Unlike our other methods of convergence, it’s not necessarily apparent that convergence in measure plays nicely with algebraic operations on the algebra of measurable functions. All our other forms are basically derived from pointwise convergence, and so the limit laws clearly hold; but it takes some work to see that the same is true for convergence in measure. So, for the rest of this post assume that and are sequences of finite-valued measurable functions converging in measure to and , respectively.
First up: if and are real constants, then converges in measure to . Indeed, we find that
Thus if and , then . That is,
Since and converge in measure to and , we can control the size of each of these sets by choosing a sufficiently large , and thus converges in measure to .
Next, if a.e., the sequence converges in measure to . Indeed, the set differs negligibly from the set . This, in turn, is exactly the same as the set , which differs negligibly from the set . Thus control on the measure of one of these sets is control on all of them.

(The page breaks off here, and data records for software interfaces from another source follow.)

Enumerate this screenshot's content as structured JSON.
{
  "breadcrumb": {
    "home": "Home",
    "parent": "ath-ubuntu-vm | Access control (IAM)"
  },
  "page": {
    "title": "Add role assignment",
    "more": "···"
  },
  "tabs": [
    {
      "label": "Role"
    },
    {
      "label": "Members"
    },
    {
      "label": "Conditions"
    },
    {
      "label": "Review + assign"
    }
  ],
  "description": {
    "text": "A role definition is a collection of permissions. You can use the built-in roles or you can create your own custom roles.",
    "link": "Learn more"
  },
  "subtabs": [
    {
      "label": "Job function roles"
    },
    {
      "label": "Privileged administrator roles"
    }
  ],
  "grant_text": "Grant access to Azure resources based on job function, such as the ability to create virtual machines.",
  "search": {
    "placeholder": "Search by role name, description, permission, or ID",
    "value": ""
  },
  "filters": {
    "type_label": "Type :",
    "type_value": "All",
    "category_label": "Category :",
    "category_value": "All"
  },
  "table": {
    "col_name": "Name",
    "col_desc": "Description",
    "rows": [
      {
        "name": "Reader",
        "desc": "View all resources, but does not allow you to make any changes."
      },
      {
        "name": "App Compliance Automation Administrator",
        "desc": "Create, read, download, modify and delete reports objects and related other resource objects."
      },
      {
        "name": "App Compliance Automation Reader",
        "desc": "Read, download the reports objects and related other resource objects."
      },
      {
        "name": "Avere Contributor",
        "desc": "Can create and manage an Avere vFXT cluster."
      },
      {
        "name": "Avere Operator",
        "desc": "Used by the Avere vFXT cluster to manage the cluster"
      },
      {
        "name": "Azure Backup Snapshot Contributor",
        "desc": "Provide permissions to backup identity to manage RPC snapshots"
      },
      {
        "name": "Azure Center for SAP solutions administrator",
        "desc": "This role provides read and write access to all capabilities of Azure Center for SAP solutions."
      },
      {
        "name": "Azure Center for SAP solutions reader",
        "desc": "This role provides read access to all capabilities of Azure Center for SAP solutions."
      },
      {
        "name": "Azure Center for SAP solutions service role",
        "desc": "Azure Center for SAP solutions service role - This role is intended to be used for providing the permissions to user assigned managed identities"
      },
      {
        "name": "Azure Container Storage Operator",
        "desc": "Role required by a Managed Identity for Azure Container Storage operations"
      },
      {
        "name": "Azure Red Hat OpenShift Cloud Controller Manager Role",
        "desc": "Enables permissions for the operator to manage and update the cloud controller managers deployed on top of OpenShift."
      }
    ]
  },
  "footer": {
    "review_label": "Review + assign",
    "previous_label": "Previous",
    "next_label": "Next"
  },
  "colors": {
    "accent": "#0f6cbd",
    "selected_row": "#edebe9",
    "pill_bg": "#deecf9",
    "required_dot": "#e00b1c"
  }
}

Now we’ll add the assumption that the whole space is measurable, and that is finite (that is, the measure space is “totally finite”). This will let us conclude that the sequence converges in measure to . As the constant increases, the measurable set gets larger and larger, while its complement gets smaller and smaller; this complement is measurable because is measurable.
In fact, the measure of the complement must decrease to zero, or else we’d have some set of positive measure on which is larger than any finite , and thus on a set of positive measure. But then couldn’t converge to in measure. Since is totally finite, the measure must start at some finite value and decrease to zero; if were infinite, these measures might all be infinite. And so for every there is some so that .
In particular, we can pick a so that . On , then, we have . Convergence in measure tells us that we can pick a large enough so that
has measure less than as well. The set must be contained between these two sets, and thus will have measure less than for sufficiently large .
Now we can show that converges in measure to for any , not just ones that are a.e. zero. We can expand , and thus rewrite . Our first result shows that converges to , and our second result then shows that also converges to . Our third result shows that converges to . We use our first result to put everything together again and conclude that converges to as we asserted.
And finally we can show that converges in measure to . We can use the same polarization trick as we’ve used before. Write ; we’ve just verified that the squares converge to squares, and we know that linear combinations also converge to linear combinations, and so converges in measure to .
Sorry, I forgot to post this before I left this morning.
The proposition we started with yesterday shows us that on a set of finite measure, a.e. convergence is equivalent to convergence in measure, and a sequence is Cauchy a.e. if and only if it’s Cauchy in measure. We can strengthen it slightly by removing the finiteness assumption, but changing from a.e. convergence to almost uniform convergence: almost uniform convergence implies convergence in measure. Indeed, if converges to almost uniformly then for any two positive real numbers and there is a measurable set with and for all and sufficiently large . Thus we can make the set where and are separated as small as we like, as required by convergence in measure.
We also can show some common-sense facts about sequences converging and Cauchy in measure. First, if converges in measure to , then is Cauchy in measure. We find that
because if both and are within of the same number , then they’re surely within of each other. And so if we have control on the measures of the sets on the right, we have control of the measure of the set on the left.
Secondly, if also converges in measure to , then it only makes sense that and should be “the same”. It wouldn’t do for a convergence method to have many limits for a convergent sequence. Of course, this being measure theory, “the same” means a.e. we have . But this uses almost the same relation:
Since we can make each of the sets on the right arbitrarily small by choosing a large enough , we must have for every ; this implies that almost everywhere.
Slightly deeper, if is a sequence of measurable functions that is Cauchy in measure, then there is some subsequence which is almost uniformly Cauchy. For every positive integer we find some integer so that if
We define , and to be the larger of or , to make sure that is a strictly increasing sequence of natural numbers. We also define
If then for every x not in we have
That is, the subsequence is uniformly Cauchy on the set . But we also know that
and so is almost uniformly Cauchy, as asserted.
Finally, we can take this subsequence that is almost uniformly Cauchy, and see that it must be a.e. Cauchy. We write at all where this sequence converges. And then for every ,
The measure of the first set on the right is small for sufficiently large and by the assumption that is Cauchy in measure. The measure of the second approaches zero because almost uniform convergence implies convergence in measure.
And thus we conclude that if is Cauchy in measure, then there is some measurable function to which converges in measure. The topology of convergence in measure may not come from a norm, but it is still complete.